Ulf Ewaldsson said he was "pessimistic" about Europe's ability to set the 5G agenda. He told a press briefing this morning: "Sixty percent of our R&D is in Europe but I would hope to see much more of an aggressive drive towards 5G among European operators. None of these early 5G launches are in Europe."
Instead, it is Asia and the United States setting the agenda, with the first 5G networks set to be launched during the various sporting events of 2018.
Ewaldsson clearly has a vested interest - more pilots and large scale trials means more spending and ideally for him, more spending with Ericsson - but he said the comparatively laggardly approach gives the wrong signal about Europe's technology strategy.
He said: "It's very important to be first. It sends a very strong message. What kind of message does it send if Europe was taking a stand with this technology?"
Does he have a point? European operators have of course been holding demonstrations of 5G technologies and facilities such as the 5G research centre in the University of Surrey, England, exist. What the continent is lacking in is a project akin to AT&T's plans (coincidentally with Ericsson) to bring 5G to Austin, Texas by the end of this year.
When Ewaldsson's comments were put to senior European telco executives, they were broadly dismissive. Bruno Jacobfeuerborn, Deutsche Telekom CTO and Chairman of the NGMN Alliance, the global telco body working to develop 5G standards, said he was relaxed about its 5G plans.
He said: "It's the opinion of one single person. Of course, when you look into our community of 28 operators, the important thing is we get something done that we can then get worldwide. In Asia there are some events that will have it early. But for me, it doesn't matter. It's important our customers have the use cases that are necessary.
"A community should be able to build the toolbox and then each market then thinks about the right time to invest. I'm more relaxed."
Sandro Dionisi, Director of Global Advisory Services, TIM, said Europe still had plenty of give within 4G. He said: "I feel we still have to exploit the benefits of LTE-Advanced. We want to do things in the right way and not end up with two different solutions. Although I do understand some vendors would like to change the technology more frequently."
Alain Maloberti, Senior Vice President, Orange Labs Networks, went further, claiming the 5G-PPP project coordinated by the European Commission was arguably the biggest 5G scheme in the world.
He said: "When it comes to rollout, I have a similar opinion that it's a matter for the regional businesses. What's important is we have one standard to have a full ecosystem.
"The one thing that is important is not being early, it's being ready to deploy and understand the operational changes that will come with the technology."
Ericsson's Ewaldsson also used his presentation to suggest the race to be first could ultimately slow down the implementation of 5G. He stressed it was vital to ensure one standard is developed, agreed upon and fully implemented.

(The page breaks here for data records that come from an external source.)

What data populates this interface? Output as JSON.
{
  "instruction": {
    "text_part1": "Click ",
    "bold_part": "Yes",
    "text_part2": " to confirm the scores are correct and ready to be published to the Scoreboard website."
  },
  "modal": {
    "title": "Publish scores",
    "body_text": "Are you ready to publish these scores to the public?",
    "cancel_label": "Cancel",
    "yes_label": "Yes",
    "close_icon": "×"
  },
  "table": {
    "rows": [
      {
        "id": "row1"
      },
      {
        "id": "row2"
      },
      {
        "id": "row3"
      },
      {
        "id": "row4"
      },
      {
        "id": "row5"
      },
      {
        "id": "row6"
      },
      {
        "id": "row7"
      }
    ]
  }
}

He said: "This is the first time a lot of commercial launches have happened before it officially begins. Can we handle that? Hopefully. Is there a risk of breaking out [across different standards]? If it does, it will not serve as a global standard. What it means for the industry is yet more research and development and this will slow down the scale of the rollout."
Speaking to Mobile Europe, Deutsche Telekom's Jacobfeuerborn said fragmentation was a risk and one he hoped would not happen, given the work NGMN and others are doing in developing 5G.
Overall, Ewaldsson said the development of 5G was "so far, so good". The Swedish vendor has been one of the most active 5G companies, even if its activities have had to extend beyond Europe.
The CTO turned to another crucial event in February to describe the relationship between vendors and operators. Ewaldsson said: "It's a little bit like Valentine's Day, where everyone sends each other love cards...we don't know what responses we'll get."
What is clear is that Europe is happy to play hard to get on 5G for now.